O what a change takes place in the soul's feelings toward the word of God when God is pleased to quicken it into divine life! Nor, indeed, need we wonder why there is such a marked revolution in our feelings toward it; for it is by the power of God's word upon the heart that this wondrous change is effected. "Of his own will begat he us with the word of truth" (James 1:18).
Other books may instruct or amuse; they may feed the intellect, charm the imagination, and cultivate the mind. But what more can they do? I do not mean by this to despise or set aside every other book but the Bible, for without books society itself, as at present constituted, could not exist; and to burn every book would be to throw us back into the barbarism of the Middle Ages. Let, then, books have their place as regards this life; but what can they do for us as regards the life to come? What can our renowned authors, our choice classics, our learned historians, our great dramatists, or our eloquent poets do for the soul in seasons of affliction and distress? How powerless all human writings are in these circumstances. Is it not as Hart well says,
"What balm could wretches ever find
In wit, to heal affliction?
Or who can cure a troubled mind
With all the pomp of diction?"
Now here is the blessedness of the word of God, that when everything else fails, that comes to our aid under all circumstances, so that we can never sink so low as to get beyond the reach of some promise in the word of truth. We may come, and most probably shall come, to a spot where everything else will fail and give way but the word of God which for ever is settled in heaven. Then the word of grace and truth which reaches down to the lowest case, the word of promise upon which the Lord causes the soul to hope, will still turn towards us a friendly smile, and still encourage us under all circumstances to call upon the name of the Lord, and to hang upon his faithfulness who hath said, "Heaven and earth shall pass away, but my words shall not pass away."

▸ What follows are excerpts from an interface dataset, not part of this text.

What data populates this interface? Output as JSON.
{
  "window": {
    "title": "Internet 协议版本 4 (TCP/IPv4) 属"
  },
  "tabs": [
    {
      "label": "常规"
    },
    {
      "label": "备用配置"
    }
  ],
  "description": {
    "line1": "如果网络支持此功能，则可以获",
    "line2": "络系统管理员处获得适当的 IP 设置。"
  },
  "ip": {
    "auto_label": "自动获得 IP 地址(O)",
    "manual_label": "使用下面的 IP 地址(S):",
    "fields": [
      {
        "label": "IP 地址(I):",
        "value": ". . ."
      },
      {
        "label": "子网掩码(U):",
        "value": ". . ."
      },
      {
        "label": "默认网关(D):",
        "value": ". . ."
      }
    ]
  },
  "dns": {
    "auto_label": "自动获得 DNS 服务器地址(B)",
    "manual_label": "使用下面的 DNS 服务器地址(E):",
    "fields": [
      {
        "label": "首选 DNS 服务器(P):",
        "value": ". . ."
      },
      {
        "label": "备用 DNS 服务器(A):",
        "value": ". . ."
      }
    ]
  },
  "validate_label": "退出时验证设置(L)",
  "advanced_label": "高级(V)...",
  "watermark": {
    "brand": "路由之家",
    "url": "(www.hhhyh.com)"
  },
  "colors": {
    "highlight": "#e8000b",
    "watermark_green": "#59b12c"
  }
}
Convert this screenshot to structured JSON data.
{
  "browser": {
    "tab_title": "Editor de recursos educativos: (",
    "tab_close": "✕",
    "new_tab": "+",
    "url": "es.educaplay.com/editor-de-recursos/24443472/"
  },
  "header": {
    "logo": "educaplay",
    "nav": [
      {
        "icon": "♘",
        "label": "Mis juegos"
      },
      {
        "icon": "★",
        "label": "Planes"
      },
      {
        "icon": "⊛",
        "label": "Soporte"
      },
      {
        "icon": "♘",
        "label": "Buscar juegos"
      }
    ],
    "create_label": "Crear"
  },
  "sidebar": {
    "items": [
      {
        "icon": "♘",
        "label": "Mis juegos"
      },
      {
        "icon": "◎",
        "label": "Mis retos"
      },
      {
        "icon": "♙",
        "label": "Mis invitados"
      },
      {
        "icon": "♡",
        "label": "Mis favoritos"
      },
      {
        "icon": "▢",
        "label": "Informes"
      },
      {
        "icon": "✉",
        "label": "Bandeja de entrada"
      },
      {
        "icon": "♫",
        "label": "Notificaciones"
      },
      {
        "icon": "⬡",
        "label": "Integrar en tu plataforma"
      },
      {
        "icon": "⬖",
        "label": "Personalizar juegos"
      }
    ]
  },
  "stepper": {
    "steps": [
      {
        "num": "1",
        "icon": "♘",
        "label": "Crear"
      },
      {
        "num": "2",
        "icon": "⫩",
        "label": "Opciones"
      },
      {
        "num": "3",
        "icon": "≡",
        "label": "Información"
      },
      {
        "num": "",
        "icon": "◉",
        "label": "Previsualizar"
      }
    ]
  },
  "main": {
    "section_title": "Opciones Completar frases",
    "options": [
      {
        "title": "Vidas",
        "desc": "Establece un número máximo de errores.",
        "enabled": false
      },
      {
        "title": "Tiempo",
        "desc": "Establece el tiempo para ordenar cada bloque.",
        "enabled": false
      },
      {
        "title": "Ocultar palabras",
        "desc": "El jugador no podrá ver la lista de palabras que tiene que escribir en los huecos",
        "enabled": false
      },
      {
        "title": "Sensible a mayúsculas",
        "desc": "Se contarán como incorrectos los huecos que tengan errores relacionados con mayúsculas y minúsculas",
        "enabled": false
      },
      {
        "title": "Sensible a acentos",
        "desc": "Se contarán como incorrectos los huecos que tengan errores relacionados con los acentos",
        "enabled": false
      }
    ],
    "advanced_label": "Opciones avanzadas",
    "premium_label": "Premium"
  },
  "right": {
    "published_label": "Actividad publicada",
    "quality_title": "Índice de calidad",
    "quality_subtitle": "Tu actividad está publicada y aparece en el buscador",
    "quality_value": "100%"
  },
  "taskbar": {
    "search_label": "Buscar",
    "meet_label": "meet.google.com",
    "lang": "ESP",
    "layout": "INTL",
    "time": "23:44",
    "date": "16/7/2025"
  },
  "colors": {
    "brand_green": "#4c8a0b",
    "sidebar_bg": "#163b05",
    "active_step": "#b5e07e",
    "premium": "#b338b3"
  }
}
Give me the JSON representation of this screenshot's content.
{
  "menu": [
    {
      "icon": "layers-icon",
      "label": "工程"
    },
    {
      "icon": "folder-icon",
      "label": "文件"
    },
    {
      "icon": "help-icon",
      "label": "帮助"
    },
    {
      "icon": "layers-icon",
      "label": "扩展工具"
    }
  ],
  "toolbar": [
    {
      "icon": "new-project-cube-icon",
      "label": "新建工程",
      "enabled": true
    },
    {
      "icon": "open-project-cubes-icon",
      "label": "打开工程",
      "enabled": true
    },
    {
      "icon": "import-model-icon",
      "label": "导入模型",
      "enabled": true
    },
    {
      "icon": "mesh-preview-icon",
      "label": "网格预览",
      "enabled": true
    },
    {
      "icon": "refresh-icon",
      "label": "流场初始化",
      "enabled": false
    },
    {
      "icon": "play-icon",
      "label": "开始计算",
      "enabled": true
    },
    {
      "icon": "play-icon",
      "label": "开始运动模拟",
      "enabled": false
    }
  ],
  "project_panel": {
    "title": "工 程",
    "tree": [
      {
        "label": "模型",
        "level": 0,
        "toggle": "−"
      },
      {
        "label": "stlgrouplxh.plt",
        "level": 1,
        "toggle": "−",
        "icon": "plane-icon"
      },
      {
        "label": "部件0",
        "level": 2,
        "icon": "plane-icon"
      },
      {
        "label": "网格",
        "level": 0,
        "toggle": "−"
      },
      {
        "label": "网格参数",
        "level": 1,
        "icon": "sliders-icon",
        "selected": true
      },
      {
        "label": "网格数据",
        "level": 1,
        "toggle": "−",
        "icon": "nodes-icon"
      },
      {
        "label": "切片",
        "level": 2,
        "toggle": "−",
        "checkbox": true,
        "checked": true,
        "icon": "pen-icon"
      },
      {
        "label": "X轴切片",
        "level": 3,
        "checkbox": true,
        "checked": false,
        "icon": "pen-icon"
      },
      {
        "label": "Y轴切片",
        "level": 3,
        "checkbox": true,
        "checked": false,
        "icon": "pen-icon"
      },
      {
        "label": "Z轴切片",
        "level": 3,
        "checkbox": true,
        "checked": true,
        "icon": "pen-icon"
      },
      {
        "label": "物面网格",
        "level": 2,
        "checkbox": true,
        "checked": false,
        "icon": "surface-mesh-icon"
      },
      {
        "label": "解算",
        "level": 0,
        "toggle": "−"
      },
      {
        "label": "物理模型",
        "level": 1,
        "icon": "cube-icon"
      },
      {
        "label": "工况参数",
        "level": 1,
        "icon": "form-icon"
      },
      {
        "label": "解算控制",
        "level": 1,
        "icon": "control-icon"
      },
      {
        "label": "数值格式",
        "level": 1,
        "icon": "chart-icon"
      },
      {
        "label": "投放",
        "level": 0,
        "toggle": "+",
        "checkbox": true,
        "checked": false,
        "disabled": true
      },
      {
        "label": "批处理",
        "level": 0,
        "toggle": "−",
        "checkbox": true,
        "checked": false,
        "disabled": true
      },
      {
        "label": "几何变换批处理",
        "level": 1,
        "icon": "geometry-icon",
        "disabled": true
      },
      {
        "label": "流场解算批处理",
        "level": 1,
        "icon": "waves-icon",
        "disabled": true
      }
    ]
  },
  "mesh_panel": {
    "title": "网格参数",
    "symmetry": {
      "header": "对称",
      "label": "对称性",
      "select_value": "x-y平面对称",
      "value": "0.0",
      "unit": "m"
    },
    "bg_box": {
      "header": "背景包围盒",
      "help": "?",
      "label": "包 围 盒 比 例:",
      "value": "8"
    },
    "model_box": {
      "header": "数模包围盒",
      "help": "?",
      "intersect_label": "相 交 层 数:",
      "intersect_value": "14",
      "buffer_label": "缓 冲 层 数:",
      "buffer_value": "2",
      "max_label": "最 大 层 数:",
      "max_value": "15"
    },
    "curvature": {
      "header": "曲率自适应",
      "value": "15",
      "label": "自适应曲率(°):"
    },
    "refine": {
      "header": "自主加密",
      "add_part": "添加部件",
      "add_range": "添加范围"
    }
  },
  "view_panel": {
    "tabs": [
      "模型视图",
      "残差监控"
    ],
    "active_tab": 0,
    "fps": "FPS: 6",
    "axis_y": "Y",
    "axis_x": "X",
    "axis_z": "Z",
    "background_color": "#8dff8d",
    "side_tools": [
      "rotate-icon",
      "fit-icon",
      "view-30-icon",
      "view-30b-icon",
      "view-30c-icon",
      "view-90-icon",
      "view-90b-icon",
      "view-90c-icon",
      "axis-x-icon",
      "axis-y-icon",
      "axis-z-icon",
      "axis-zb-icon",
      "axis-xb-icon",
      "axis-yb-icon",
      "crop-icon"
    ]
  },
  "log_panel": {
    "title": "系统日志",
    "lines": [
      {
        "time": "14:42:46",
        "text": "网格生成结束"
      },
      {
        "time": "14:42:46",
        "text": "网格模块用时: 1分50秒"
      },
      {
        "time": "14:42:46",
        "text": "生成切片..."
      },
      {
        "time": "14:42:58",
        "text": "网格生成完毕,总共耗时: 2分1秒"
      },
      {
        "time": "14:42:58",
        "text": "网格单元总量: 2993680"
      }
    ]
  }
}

Thus, under circumstances the most trying to flesh and blood, where nature stands aghast and reason fails, there the word of God will come in as a counsellor to drop in friendly advice, as a companion to cheer and support the mind by its tender sympathy; and as a friend to speak to the heart with a loving, affectionate voice. We need not wonder, then, how the word of God has been prized in all ages by the family of God; for it is written with such infinite wisdom, that it meets every case, suits every circumstance, fills up every aching void, and is adapted to every condition of life and every state both of body and soul.